▶ Problem description: Throughout the entries below, report every line where "this" is found.
------ Extracted entries ------
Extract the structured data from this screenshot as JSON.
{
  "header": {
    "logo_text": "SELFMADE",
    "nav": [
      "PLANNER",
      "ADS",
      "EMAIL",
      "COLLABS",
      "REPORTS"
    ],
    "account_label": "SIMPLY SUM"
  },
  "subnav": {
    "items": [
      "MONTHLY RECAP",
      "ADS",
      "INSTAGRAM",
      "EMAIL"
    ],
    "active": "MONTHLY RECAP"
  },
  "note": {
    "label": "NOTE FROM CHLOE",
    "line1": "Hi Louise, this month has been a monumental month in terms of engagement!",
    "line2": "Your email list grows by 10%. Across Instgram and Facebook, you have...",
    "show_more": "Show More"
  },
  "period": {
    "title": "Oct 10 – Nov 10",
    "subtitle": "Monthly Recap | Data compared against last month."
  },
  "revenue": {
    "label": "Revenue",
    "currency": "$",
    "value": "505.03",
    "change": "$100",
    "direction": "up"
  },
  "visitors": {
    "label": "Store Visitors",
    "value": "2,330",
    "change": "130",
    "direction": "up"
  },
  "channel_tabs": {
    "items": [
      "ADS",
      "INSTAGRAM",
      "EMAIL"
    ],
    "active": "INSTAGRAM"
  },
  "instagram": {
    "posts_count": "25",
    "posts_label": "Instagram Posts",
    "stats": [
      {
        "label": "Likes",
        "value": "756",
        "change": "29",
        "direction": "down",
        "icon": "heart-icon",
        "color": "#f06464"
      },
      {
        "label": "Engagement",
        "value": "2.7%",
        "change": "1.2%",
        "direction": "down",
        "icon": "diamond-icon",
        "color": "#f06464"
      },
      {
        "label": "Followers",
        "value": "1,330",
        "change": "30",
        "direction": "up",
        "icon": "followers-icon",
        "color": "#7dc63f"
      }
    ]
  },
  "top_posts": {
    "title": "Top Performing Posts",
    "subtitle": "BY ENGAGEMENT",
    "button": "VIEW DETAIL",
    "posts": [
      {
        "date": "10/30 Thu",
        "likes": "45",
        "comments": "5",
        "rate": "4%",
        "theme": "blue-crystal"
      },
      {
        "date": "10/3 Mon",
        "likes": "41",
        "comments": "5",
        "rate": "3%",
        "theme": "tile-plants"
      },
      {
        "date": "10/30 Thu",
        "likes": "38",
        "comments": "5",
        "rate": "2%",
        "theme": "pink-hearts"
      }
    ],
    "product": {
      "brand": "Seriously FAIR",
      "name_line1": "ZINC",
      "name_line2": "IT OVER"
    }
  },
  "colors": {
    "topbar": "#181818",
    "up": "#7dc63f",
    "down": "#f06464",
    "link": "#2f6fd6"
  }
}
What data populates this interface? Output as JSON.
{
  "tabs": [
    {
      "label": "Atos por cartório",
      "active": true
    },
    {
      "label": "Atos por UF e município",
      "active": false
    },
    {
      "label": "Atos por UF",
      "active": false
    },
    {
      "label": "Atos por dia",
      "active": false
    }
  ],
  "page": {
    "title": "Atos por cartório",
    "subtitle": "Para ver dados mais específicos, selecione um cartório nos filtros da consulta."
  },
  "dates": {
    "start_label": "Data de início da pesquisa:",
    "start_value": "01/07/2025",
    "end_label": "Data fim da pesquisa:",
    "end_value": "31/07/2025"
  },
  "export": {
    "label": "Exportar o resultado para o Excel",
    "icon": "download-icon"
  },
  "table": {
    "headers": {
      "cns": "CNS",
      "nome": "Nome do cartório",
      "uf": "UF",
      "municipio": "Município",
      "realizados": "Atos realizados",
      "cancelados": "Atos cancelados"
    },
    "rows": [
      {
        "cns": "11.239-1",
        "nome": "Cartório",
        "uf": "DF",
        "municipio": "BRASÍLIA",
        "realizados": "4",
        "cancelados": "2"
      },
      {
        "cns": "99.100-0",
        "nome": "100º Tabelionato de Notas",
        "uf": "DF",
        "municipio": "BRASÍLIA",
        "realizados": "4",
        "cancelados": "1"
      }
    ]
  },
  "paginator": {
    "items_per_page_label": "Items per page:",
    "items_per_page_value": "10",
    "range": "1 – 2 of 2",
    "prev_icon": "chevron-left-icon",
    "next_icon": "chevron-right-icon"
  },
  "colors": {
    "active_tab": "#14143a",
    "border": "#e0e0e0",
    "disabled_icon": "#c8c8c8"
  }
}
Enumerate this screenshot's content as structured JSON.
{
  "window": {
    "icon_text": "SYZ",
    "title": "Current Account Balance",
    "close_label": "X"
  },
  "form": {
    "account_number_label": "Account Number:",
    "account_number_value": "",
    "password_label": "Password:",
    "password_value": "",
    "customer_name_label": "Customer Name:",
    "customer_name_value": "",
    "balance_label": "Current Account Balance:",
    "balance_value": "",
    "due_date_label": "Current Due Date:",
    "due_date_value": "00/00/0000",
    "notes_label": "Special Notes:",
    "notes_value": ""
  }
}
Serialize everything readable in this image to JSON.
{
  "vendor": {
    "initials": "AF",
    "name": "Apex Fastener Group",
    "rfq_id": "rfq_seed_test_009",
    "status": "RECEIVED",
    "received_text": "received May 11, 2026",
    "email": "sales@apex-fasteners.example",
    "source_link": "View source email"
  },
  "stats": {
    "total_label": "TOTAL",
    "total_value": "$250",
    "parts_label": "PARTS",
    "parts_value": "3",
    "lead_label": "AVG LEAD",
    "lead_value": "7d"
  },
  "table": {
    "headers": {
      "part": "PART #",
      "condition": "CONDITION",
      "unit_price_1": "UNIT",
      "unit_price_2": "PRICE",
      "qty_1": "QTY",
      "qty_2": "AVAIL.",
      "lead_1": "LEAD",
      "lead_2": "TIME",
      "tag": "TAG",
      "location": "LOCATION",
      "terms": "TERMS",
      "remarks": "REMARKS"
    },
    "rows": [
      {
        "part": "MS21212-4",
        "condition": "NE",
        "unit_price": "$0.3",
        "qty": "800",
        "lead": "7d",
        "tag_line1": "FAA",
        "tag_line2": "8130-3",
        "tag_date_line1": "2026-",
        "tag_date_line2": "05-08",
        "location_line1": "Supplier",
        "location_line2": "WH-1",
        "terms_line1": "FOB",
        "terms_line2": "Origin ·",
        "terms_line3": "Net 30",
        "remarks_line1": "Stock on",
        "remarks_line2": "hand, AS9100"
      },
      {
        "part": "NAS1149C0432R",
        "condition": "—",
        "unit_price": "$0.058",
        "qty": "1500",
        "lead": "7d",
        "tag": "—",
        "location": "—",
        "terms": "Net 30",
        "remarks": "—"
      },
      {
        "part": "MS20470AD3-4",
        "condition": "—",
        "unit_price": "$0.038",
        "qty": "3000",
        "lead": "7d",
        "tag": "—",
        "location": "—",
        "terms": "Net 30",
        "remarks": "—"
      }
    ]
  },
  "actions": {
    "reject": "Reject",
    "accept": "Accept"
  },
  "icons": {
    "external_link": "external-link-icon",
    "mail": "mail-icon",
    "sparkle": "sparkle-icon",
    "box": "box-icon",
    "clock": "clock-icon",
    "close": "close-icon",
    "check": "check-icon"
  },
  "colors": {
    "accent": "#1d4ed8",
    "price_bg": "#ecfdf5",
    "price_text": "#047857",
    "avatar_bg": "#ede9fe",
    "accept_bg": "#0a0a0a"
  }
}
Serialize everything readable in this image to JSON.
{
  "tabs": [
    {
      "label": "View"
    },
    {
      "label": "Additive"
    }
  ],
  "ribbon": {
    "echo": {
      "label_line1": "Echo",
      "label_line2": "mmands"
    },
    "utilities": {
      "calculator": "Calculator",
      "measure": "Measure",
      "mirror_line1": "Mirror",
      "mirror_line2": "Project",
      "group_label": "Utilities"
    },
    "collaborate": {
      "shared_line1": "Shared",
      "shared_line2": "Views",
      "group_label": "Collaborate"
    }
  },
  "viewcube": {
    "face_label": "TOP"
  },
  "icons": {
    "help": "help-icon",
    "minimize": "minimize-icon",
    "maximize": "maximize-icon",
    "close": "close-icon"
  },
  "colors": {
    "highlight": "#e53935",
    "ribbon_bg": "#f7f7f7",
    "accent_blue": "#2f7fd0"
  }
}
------
▶ Response:
Extract the structured data from this screenshot as JSON.
    "line1": "Hi Louise, this month has been a monumental month in terms of engagement!",
What data populates this interface? Output as JSON.
Enumerate this screenshot's content as structured JSON.
Serialize everything readable in this image to JSON.
Serialize everything readable in this image to JSON.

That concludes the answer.